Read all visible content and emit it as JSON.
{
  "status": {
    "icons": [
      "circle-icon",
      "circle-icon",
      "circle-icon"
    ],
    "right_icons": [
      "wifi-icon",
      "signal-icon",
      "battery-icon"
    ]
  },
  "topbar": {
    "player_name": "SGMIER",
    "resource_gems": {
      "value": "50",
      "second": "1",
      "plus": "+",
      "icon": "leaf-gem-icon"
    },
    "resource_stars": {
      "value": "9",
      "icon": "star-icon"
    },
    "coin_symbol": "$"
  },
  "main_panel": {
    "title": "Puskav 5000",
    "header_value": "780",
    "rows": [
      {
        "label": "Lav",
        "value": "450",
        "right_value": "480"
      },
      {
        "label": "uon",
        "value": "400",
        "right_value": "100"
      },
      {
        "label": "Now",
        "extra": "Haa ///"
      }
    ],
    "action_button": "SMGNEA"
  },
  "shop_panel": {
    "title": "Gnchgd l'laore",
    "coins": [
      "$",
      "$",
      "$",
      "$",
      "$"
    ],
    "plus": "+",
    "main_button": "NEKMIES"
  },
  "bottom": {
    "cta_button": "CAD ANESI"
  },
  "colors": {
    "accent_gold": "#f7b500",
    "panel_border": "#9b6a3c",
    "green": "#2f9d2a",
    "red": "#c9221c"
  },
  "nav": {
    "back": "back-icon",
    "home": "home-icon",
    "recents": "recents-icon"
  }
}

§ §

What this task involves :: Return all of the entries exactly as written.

Completed exercise ::
Read all visible content and emit it as JSON.
{
  "status": {
    "icons": [
      "circle-icon",
      "circle-icon",
      "circle-icon"
    ],
    "right_icons": [
      "wifi-icon",
      "signal-icon",
      "battery-icon"
    ]
  },
  "topbar": {
    "player_name": "SGMIER",
    "resource_gems": {
      "value": "50",
      "second": "1",
      "plus": "+",
      "icon": "leaf-gem-icon"
    },
    "resource_stars": {
      "value": "9",
      "icon": "star-icon"
    },
    "coin_symbol": "$"
  },
  "main_panel": {
    "title": "Puskav 5000",
    "header_value": "780",
    "rows": [
      {
        "label": "Lav",
        "value": "450",
        "right_value": "480"
      },
      {
        "label": "uon",
        "value": "400",
        "right_value": "100"
      },
      {
        "label": "Now",
        "extra": "Haa ///"
      }
    ],
    "action_button": "SMGNEA"
  },
  "shop_panel": {
    "title": "Gnchgd l'laore",
    "coins": [
      "$",
      "$",
      "$",
      "$",
      "$"
    ],
    "plus": "+",
    "main_button": "NEKMIES"
  },
  "bottom": {
    "cta_button": "CAD ANESI"
  },
  "colors": {
    "accent_gold": "#f7b500",
    "panel_border": "#9b6a3c",
    "green": "#2f9d2a",
    "red": "#c9221c"
  },
  "nav": {
    "back": "back-icon",
    "home": "home-icon",
    "recents": "recents-icon"
  }
}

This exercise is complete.